The Car Connection Volkswagen e-Golf Overview
For buyers comfortable with an all-electric car that utterly blends into the background, the Volkswagen e-Golf is the perfect choice—if their local VW dealer carries and services it. Volkswagen has limited the rollout of the VW e-Golf by starting on the West Coast and in Northeast states, meaning it is not available at every dealership.
With the e-Golf, Volkswagen has a fully electric car on sale in the U.S. to compete with others in the growing class. From the outside, bystanders would be challenged to identify Volkswagen's e-Golf as an electric car on looks alone.
An update to the e-Golf is expected for the 2018 model year, when the battery capacity is likely to increase to provide a range of 100 miles or more, keeping Volkswagen's only electric car competitive with the Nissan Leaf and BMW i3, among others.
MORE: Read our 2017 Volkswagen e-Golf review
Otherwise, the Volkswagen e-Golf is largely indistinguishable from its gasoline brethren. Aside from slight trim and styling differences, unique wheels and tires, and some badges, there's very little to distinguish it as an electric car to onlookers. Except, of course, the utter lack of noise from a combustion engine.

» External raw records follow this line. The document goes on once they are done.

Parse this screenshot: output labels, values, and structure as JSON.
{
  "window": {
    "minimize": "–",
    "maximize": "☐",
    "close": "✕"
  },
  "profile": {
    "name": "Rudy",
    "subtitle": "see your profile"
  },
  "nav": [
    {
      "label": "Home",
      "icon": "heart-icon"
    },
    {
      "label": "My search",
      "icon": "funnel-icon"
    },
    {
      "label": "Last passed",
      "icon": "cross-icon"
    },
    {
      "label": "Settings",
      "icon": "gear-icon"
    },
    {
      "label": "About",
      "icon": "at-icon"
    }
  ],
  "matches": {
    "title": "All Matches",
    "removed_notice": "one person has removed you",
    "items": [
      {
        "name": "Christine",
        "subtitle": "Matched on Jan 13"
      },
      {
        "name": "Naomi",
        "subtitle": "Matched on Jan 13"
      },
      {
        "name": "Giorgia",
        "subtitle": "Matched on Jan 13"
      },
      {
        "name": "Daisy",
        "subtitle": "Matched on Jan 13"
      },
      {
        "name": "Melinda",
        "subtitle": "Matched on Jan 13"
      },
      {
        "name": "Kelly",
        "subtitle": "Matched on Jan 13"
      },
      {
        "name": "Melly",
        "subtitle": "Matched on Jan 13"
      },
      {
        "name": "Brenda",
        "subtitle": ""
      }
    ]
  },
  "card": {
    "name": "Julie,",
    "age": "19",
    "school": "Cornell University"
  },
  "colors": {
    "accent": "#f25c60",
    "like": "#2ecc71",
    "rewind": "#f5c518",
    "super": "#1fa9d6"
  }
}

From the outside, the VW e-Golf is—well, it's a Golf. In its seventh generation, the Golf a conservatively styled, crisp-edged five-door hatchback clearly descended from the first Golf/Rabbit to hit U.S. shores more than four decades ago. The e-Golf interior is virtually identical to that of any other current Golf. Exterior differentiation includes different taillight detailing, more-aerodynamic wheel designs, and different grille inserts with smaller actual openings for air to pass through.
The powertrain and technical specs of the Volkswagen e-Golf almost echo those of the market-leading Nissan Leaf. Both use air-cooled lithium-ion battery packs of about 24 kwh to power electric motors that drive the front wheels. The e-Golf's 85-kw (114-horsepower) electric motor is just fractionally more powerful than the Leaf's 80-kw (110-hp) motor. The e-Golf can charge at up to 7.2 kw, meaning it finishes recharging a little quicker than the Leaf, which has a 6.6-kw charger.
The e-Golf and Leaf are also both five-seat, five-door hatchbacks with similar interior volumes—91 cubic feet for the e-Golf against 92 for the Leaf. Only in cargo volume does the e-Golf fall short; its 17 cubic feet are adequate but less than the Leaf's, possibly a result of compromises made to accommodate other powertrains (and perhaps fuel tanks) in the conventional versions of the Golf.
On the road, the e-Golf is clearly heavier than the other Golfs, but it retains the somewhat sporty feel and predictable roadholding of its siblings. Volkswagen estimates that the 2017 e-Golf's range is 124 miles (up from 84 miles when it was first launched), and it returns 116 MPGe in the EPA's testing—among the top tier of electric vehicles. (Miles per gallon equivalent, or MPGe, is a measure of how far a car can travel on the same amount of electrical energy as contained in one gallon of gasoline.)
While the first model year of e-Golfs were all the top trim, there are now two trim levels: the SE is the base model starts right around $30,000, while the more luxurious SEL Premium model adds almost $6,000 to that.
Other all-electric five-door compact hatchbacks that compete with the VW e-Golf—besides the Nissan Leaf, that is—include the BMW i3, the Mercedes-Benz B-Class Electric Drive, Chevrolet Bolt EV, and the low-volume Ford Focus Electric, which also has limited availability.
A second, and less expensive, trim level was added for 2016, and it continued unchanged for 2017.